The second lesson has to do with the publicity of hostage cases. With the exception of notable media blackouts, the assumption has been that sustained attention will help bring a hostage home, because it will show the hostage taker that their captive is valuable. In fact, kidnappers abduct precisely because they know a hostage is an invaluable bargaining chip — and that some democracies would violate their core values just to bring a citizen home.

With this in mind, the U.S. government should work with allies, private negotiators, and the media to decisively lower the cost of any negotiation. Hostage takers know that the life of the hostage is valuable, but massive international publicity only raises their asking price. For example, Simon quotes a former French hostage on this matter:

[Malbrunot] also recalls the impact that [public protests] had on his captors. Several had initially proposed releasing the hostages after they determined that the two were bona fide journalists and not spies. But another group, seeing the mass protests in France, now believed that the hostages were too valuable to release without a big ransom … the ransom got higher and higher.

The lower the perceived value of the individual hostage, the more limited concessions the kidnapper will seek.

A massive advocacy campaign likewise called for Rezain’s release: Half a million people signed a petition on Change.org demanding his freedom, and a group of public intellectuals led by Noam Chomsky published an open letter to the Iranian regime. In the wake of this attention, Jason received far better treatment in prison — time in the gym, new clothes, conjugal visits with his wife. Undoubtedly, hearing about global support can boost a prisoner’s spirits. But it is the quiet, painstaking work behind the scenes that brings a prisoner home.

Such a quiet campaign can only work if citizens have faith that their government is being responsive to the family, exhausting all legal options to bring the hostage home. As Simon writes, “When citizens are taken hostage in Spain there are no committees, no banners hung from buildings, and no street protests. As the wife of one former hostage pointed out, there is no need to protest if you are confident the government is already doing all it can.” Advocates have suggested that their media strategies are not about getting the attention of the hostage takers, but of their own governments. If families receive constant, open attention from the government; if officials courageously explore every possible option, then perhaps hostages can come home at a bargain price.

Hostage taking is a global problem, and as I’ve argued elsewhere, a problem only exacerbated by changing technology. While hostage takers adapt to new conditions, policy debates remain stuck on the same question of ransom payment, missing how complex the U.S. position really is. No government has found a way to keep all its citizens safe at all times, and unless all parties agree, curbing ransom payments will not end the scourge of kidnapping.
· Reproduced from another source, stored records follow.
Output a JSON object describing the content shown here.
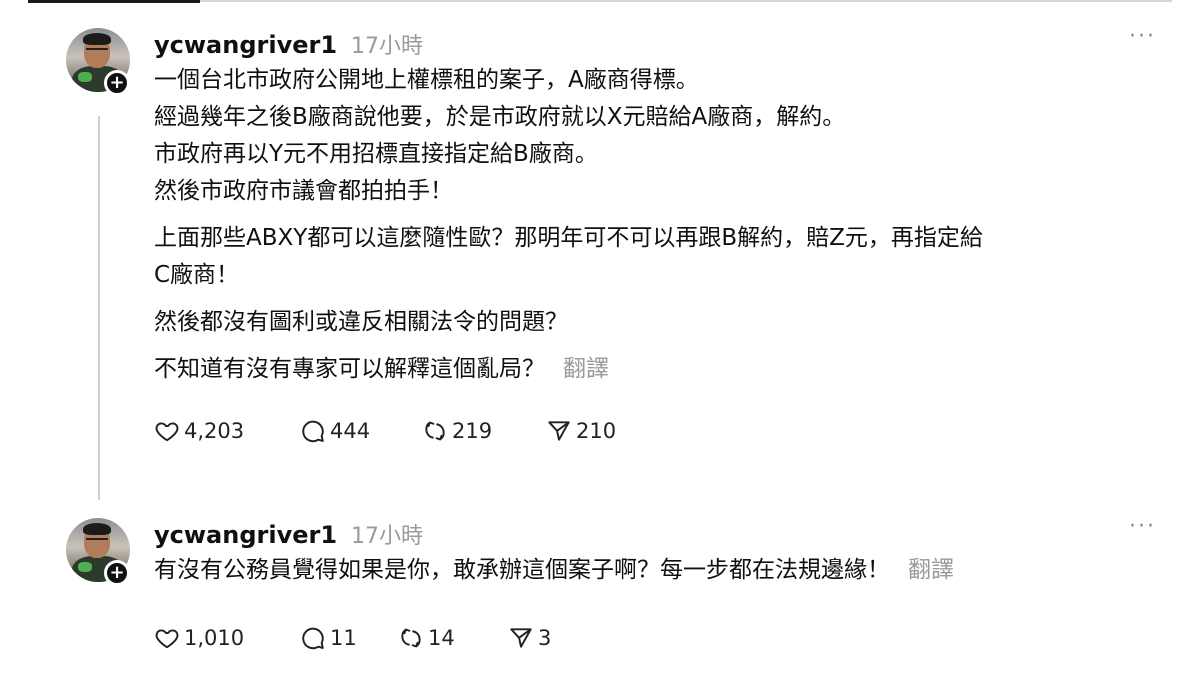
{
  "posts": [
    {
      "username": "ycwangriver1",
      "time": "17小時",
      "more": "···",
      "paragraphs": [
        "一個台北市政府公開地上權標租的案子，A廠商得標。\n經過幾年之後B廠商說他要，於是市政府就以X元賠給A廠商，解約。\n市政府再以Y元不用招標直接指定給B廠商。\n然後市政府市議會都拍拍手！",
        "上面那些ABXY都可以這麼隨性歐？那明年可不可以再跟B解約，賠Z元，再指定給\nC廠商！",
        "然後都沒有圖利或違反相關法令的問題？",
        "不知道有沒有專家可以解釋這個亂局？"
      ],
      "translate": "翻譯",
      "likes": "4,203",
      "comments": "444",
      "reposts": "219",
      "shares": "210"
    },
    {
      "username": "ycwangriver1",
      "time": "17小時",
      "more": "···",
      "text": "有沒有公務員覺得如果是你，敢承辦這個案子啊？每一步都在法規邊緣！",
      "translate": "翻譯",
      "likes": "1,010",
      "comments": "11",
      "reposts": "14",
      "shares": "3"
    }
  ]
}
To do that, kidnapping groups will need to be disarmed or destroyed. In the meantime, at-risk individuals like journalists, aid workers, and maritime employees should receive extensive training to mitigate risk in the hope of reducing the “supply” of hostages. A British hostage negotiator once reminded me of comedian Spike Milligan’s words: “The only sure cure for seasickness is to sit under a tree.”

 

Danielle Gilbert is a 2018-2019 Minerva/Jennings Randolph Peace Scholar at the United States Institute of Peace and a PhD candidate in political science at George Washington Universitywhere she is writing her dissertation on the logic of coercive kidnapping. This article was supported by a Minerva/Jennings Randolph Peace Scholar award from the United States Institute of Peace. The views expressed in this piece are those of the author and do not necessarily reflect the views of the U.S. Institute of Peace.

Image: U.S. Department of State